▶ **What is required**
Go through the data below and gather each line containing "icon".

··· Recorded data ···

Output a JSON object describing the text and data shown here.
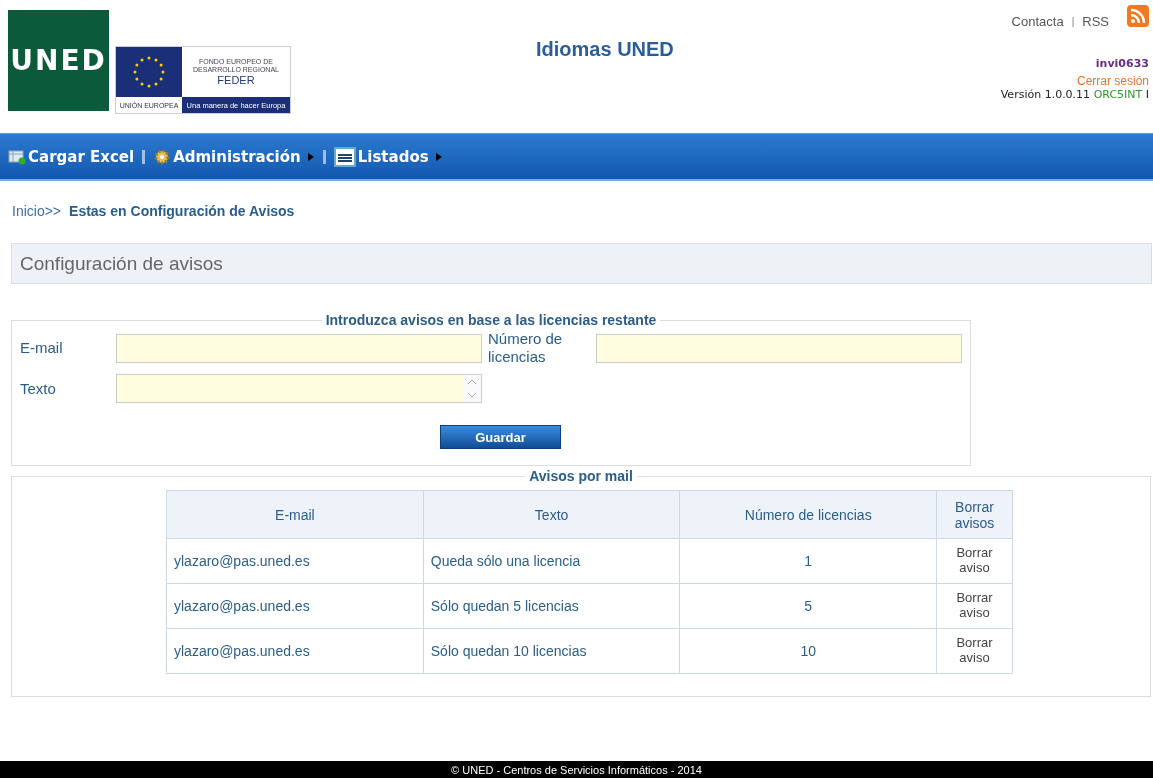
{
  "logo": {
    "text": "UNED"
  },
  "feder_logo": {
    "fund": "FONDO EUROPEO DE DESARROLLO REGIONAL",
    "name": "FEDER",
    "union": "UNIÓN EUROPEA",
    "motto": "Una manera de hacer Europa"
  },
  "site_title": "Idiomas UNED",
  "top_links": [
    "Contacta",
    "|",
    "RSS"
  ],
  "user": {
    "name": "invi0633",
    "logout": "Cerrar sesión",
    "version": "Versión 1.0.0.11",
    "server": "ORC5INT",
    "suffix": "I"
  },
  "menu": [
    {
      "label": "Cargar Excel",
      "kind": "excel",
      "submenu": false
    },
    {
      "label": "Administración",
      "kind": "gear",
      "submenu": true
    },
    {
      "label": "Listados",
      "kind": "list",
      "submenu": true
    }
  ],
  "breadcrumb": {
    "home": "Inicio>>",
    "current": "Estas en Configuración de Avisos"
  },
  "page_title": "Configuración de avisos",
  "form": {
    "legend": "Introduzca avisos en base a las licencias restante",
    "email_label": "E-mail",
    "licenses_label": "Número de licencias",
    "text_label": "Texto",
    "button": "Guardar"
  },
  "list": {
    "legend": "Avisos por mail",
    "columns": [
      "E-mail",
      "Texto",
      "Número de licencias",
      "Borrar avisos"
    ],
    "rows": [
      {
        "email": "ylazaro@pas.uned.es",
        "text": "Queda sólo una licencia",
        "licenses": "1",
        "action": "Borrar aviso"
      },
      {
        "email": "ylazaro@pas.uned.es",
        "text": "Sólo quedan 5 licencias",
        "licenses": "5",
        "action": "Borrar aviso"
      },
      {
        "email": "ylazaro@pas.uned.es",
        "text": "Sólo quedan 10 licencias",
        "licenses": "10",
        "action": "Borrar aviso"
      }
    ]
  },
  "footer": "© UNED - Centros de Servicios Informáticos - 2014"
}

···
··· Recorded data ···

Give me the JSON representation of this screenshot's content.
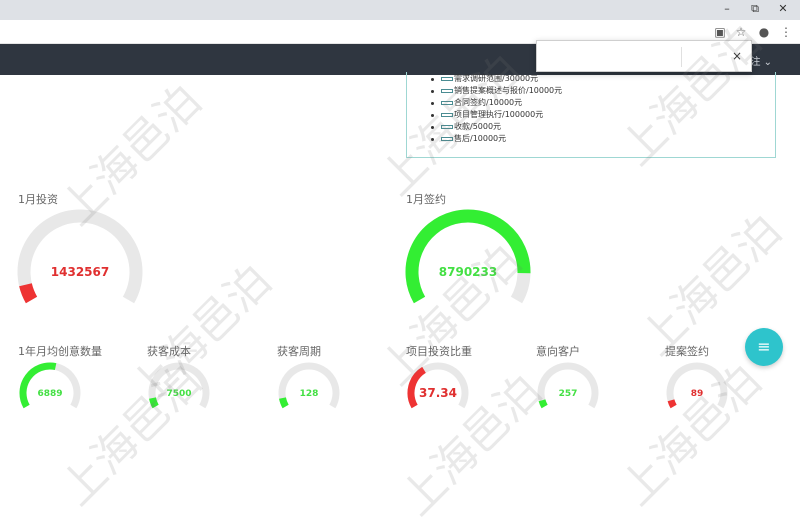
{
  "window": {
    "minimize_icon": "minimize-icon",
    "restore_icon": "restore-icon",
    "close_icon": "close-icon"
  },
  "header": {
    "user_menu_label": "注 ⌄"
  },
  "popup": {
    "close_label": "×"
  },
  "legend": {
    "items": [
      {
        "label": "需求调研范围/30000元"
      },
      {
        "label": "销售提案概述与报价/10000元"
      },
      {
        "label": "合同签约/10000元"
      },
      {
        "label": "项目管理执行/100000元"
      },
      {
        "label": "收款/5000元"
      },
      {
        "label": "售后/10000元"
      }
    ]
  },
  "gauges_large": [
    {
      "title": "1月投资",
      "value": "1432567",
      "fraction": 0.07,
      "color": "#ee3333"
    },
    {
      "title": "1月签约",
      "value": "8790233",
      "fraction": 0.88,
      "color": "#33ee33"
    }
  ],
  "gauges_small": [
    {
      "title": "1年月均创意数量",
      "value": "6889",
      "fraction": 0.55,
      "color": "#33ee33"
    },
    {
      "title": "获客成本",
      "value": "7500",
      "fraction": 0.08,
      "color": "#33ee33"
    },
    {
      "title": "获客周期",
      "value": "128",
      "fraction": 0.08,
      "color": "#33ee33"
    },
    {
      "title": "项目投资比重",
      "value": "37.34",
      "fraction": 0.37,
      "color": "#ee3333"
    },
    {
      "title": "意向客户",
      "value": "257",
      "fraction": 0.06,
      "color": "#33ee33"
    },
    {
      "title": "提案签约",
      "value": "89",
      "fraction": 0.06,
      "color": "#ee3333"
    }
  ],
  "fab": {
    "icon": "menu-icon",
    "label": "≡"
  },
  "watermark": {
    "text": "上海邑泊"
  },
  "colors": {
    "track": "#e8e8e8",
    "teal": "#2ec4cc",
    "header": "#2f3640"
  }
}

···
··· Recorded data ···

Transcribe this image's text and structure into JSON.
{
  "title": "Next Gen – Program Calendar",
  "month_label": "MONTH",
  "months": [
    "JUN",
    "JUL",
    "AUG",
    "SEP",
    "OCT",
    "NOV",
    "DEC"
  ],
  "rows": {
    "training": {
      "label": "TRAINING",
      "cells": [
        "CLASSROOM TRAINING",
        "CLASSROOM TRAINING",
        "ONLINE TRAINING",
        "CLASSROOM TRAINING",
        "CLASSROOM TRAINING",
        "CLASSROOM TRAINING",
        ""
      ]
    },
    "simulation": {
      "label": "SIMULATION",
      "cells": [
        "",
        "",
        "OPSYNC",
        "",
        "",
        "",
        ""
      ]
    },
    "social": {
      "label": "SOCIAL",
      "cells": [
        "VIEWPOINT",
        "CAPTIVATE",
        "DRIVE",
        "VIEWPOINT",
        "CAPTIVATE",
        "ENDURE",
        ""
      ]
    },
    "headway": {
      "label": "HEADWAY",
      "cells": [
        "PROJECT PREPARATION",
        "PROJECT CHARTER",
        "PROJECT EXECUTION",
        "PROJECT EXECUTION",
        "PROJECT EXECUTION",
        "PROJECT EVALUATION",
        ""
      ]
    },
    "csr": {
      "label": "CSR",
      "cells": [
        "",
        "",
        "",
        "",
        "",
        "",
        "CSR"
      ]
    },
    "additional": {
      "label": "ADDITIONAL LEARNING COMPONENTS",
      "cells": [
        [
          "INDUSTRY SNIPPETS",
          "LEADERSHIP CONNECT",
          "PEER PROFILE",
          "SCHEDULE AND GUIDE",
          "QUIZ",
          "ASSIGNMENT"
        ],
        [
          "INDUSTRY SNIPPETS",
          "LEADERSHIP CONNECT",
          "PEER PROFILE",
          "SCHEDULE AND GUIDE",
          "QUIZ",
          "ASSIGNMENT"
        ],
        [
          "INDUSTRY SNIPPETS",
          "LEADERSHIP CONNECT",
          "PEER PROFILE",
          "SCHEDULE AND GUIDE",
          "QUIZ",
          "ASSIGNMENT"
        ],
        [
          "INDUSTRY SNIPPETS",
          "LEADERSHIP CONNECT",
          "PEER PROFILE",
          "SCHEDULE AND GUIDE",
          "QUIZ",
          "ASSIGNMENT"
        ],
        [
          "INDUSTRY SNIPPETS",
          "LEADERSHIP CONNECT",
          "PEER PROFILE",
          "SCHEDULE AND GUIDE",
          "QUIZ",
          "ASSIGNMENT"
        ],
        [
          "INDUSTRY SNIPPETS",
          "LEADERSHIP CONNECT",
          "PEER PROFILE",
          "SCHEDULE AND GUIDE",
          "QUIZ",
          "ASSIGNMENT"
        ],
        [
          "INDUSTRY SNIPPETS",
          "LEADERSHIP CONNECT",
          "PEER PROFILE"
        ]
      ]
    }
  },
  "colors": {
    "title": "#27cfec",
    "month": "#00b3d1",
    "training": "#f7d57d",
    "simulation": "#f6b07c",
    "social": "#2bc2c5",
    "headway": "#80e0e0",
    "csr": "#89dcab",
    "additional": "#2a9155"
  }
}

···

▶ **Task solution**
    "minimize_icon": "minimize-icon",
    "restore_icon": "restore-icon",
    "close_icon": "close-icon"
    "icon": "menu-icon",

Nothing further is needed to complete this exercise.